Testing the waters—the Lane Saw is back in action.
Volunteers Andy Quigley, Nate Rosebrooks, George French, and Leo Morrisette have achieved what some believed impossible. The Mill’s 19th century Lane# 1 saw is tentatively back in working order, effectively linked to its restored 1928 Studebaker engine for power! In the following months, the volunteer team will be making final adjustments and working on ways to present their work safely to the public.
To watch a video clip of the first lumber sawn at the restored mill, click here.
New logways recently installed
"New oak logways have been installed to load logs into the Mill. This is almost the final step in making the sawmill fully functional again. Logs for this project were kindly donated by John and Susan Boland. Additional logs were salvaged from the Goodwin State Forest following a recent Spongy Moth infestation. Andy and Sue Quigley, Leo Morrisette, Nate Rosebrooks, and George French contributed labor for this installation--one more demonstration of the community volunteer effort behind Chamberlin Mill!
Photo 1: Andy & Sue Quigley take measurements for new logways. Photo 2: First log loaded on new logways.
CT Humanities Council awards planning grant
A $25,000 matching grant, received on July 1, will be used to develop an interpretative plan, preliminary to establishment of a permanent introductory exhibition for the Mill. It will be completed by end of 2023. Elisabeth Nevins of Seed Education Consulting (link) will coordinate this effort supported by Chamberlin Mill volunteers and relevant experts. Together, drawing on work initiated by the Mill’s Interpretation Group, with input from a range of potential stakeholders, they will research and assemble materials to tell the story of this unique cultural resource and its adaptation to environmental, technological, and other changes over time. The Mill has a rich collection of artifacts and machinery, mill worker diaries, deeds, and other documents and in the process of the grant will pursue further document collection. Since this is a working mill, exhibition planning will give special consideration to safety.

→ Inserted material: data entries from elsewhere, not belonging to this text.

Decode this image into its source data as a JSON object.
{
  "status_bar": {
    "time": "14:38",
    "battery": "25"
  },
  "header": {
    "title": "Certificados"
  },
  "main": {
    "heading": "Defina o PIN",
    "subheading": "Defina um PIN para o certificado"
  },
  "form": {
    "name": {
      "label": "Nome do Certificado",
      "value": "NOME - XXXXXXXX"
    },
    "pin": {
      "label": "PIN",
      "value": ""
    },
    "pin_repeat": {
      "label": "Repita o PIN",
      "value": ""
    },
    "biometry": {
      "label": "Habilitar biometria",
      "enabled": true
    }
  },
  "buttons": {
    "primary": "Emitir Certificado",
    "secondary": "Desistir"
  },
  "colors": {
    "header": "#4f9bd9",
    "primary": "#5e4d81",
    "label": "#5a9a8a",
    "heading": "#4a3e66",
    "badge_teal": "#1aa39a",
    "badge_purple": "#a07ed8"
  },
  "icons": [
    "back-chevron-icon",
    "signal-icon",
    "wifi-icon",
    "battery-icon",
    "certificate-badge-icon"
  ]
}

Project Director for this grant is Gail White Usher. Other volunteers are Dan Coughlin, George French, Tom Kelleher, Jean McClellan, Jeff Paul, Andy Quigley, Nate Rosebrooks, Caroline Sloat, and Myron Stachiw.
Chamberlin Mill, Inc. has a new president

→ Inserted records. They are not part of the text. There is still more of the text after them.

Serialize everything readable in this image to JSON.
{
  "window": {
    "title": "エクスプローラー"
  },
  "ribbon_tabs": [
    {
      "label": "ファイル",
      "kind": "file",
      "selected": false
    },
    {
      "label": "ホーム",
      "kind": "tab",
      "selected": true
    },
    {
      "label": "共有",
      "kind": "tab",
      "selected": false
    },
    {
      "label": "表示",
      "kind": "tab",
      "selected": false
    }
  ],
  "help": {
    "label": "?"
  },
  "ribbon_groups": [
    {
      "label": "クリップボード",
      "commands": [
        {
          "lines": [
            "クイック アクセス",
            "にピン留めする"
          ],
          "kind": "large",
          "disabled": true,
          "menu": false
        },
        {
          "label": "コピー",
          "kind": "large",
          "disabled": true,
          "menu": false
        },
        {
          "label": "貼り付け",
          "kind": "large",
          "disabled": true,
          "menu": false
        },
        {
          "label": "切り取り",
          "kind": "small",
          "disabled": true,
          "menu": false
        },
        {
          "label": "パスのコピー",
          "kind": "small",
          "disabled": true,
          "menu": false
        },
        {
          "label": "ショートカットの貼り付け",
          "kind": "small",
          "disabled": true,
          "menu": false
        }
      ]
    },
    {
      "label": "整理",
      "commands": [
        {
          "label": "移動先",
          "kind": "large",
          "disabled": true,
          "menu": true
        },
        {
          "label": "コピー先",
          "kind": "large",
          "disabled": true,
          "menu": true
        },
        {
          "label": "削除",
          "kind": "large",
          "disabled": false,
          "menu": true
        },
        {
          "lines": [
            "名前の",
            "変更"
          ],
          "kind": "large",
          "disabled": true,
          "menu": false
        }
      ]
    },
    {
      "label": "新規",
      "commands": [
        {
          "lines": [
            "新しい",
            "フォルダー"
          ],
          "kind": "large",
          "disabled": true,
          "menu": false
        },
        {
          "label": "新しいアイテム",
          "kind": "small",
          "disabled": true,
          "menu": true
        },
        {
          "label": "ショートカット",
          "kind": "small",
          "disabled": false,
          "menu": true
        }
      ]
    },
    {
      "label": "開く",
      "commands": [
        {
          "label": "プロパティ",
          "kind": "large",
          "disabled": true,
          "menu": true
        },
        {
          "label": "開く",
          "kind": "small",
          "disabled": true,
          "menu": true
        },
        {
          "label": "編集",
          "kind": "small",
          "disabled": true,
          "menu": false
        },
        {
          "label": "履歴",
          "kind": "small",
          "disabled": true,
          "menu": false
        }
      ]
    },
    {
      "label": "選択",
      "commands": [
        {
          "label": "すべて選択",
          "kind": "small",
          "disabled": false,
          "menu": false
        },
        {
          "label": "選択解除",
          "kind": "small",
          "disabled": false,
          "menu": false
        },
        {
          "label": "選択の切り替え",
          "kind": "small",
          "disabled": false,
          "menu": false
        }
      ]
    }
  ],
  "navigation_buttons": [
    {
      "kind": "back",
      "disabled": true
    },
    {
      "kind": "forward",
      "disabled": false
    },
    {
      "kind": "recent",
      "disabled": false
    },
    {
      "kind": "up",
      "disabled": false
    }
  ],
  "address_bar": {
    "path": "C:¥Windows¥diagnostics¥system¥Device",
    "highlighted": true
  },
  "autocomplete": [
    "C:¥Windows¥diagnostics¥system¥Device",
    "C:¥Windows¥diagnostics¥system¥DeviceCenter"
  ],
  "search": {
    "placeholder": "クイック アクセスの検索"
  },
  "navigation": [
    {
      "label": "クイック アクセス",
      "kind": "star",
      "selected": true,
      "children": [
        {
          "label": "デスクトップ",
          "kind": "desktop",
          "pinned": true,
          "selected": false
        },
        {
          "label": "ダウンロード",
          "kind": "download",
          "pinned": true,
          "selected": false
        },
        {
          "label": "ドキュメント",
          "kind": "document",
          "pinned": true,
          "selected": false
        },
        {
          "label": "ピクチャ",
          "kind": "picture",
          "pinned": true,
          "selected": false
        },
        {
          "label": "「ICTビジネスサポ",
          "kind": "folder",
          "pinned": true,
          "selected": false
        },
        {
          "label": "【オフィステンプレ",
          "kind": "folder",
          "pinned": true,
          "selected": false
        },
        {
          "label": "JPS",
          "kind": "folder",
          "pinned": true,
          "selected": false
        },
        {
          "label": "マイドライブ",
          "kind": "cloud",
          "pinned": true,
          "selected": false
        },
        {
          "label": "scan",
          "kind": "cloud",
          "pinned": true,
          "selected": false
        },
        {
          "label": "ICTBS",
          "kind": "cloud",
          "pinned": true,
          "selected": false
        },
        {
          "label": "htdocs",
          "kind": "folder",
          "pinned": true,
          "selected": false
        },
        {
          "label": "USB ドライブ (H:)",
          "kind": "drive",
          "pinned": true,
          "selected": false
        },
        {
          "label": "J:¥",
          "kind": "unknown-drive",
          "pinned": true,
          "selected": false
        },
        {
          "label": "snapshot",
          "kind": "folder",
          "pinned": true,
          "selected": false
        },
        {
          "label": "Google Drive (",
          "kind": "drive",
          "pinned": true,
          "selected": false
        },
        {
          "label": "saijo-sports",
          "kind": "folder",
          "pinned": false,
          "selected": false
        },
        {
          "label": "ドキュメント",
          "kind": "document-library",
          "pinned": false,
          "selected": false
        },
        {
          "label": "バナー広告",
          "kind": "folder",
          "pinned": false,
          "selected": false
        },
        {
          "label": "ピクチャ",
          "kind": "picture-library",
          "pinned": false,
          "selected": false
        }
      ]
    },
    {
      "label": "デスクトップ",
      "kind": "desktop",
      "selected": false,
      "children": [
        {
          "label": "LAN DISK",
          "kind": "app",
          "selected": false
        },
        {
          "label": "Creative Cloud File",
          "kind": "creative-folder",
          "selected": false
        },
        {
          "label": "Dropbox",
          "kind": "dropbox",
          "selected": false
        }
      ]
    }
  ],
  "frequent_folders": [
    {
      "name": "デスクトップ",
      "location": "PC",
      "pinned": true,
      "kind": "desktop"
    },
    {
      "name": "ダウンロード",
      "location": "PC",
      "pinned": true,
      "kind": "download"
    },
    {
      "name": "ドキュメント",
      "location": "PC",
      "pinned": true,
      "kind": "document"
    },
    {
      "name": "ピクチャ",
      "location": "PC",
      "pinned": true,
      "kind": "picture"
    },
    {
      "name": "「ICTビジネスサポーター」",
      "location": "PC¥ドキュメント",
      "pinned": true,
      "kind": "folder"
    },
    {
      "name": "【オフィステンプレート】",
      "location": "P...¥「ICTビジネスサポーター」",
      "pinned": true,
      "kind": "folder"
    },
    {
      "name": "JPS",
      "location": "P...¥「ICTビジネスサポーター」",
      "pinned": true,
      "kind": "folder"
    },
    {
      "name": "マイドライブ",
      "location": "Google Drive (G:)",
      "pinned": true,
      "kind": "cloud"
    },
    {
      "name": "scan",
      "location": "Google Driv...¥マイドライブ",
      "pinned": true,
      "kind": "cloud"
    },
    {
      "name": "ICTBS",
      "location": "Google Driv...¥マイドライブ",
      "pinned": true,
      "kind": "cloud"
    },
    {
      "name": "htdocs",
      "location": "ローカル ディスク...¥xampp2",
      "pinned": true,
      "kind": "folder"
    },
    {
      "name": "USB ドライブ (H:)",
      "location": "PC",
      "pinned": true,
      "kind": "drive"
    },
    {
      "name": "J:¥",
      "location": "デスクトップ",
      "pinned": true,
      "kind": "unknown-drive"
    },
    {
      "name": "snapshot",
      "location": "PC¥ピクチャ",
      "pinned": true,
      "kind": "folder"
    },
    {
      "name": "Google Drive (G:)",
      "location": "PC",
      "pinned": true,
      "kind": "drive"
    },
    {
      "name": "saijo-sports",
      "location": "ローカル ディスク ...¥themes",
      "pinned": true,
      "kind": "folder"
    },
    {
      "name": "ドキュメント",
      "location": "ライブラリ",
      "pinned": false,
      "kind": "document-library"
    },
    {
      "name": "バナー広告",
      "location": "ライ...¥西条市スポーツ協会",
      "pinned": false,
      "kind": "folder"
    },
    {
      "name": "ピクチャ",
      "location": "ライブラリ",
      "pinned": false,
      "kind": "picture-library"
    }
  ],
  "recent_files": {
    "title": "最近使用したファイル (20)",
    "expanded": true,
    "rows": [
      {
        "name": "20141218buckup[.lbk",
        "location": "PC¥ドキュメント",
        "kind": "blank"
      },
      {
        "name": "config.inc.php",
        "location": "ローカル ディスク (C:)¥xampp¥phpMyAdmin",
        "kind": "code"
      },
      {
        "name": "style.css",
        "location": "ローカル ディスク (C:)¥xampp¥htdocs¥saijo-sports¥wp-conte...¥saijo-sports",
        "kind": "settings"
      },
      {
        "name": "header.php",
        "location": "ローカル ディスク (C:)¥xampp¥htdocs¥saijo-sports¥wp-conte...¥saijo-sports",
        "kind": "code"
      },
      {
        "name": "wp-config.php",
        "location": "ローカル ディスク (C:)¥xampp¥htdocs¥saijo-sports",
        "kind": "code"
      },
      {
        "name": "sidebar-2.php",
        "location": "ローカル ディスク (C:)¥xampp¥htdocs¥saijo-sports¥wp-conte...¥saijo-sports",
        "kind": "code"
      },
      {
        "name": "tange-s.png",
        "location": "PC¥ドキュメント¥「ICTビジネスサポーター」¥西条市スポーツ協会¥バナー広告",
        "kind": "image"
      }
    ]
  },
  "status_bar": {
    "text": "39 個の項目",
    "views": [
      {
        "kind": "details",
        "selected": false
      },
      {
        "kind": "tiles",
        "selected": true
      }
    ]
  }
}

After a ten-year run, Jean McClellan, Chamberlin Mill, Inc.’s first president, has stepped down from this position. The board of directors has appointed Gail White Usher to replace her. Gail is eminently qualified for this position, with broad experience in museum education, historical organization management and interpretation, and grant writing. She is the current chairperson of the Woodstock Historic District Commission and is a former president and long-serving board member of the Woodstock Historical Society. Gail is the Education Program Coordinator for Roseland Cottage in Woodstock and Arnold House in Lincoln, RI, both National Historic Landmark properties owned by Historic New England. Throughout her twenty-five-year career, Gail’s work has centered on engaging diverse audiences with New England’s history. In her former role as president of the Woodstock Historical Society, Gail was instrumental in early efforts to establish a long-term plan for preserving and maintaining Chamberlin Mill as a historic and educational resource for the region. Gail notes that Jean leaves huge shoes to fill. She looks forward to collaborating with the board and others on this next exciting and challenging work to share the story of Chamberlin Mill.
Jean McClellan will continue to serve on the Chamberlin Mill, Inc. board of directors and work on a variety of projects. She notes that this is a perfect juncture for leadership transition as the Mill moves from a period of stabilization and restoration to a future as a working museum. She adds that it has been an enormous pleasure to work with the incredibly dedicated and qualified team that has brought Chamberlin Mill to this point, and she looks forward to an exciting future as the site unfolds to serve its educational mission. She thanks all of the volunteers and Friends of Chamberlin Mill who have made what to some seemed an impossible venture possible; they have been one of the great joys of her life.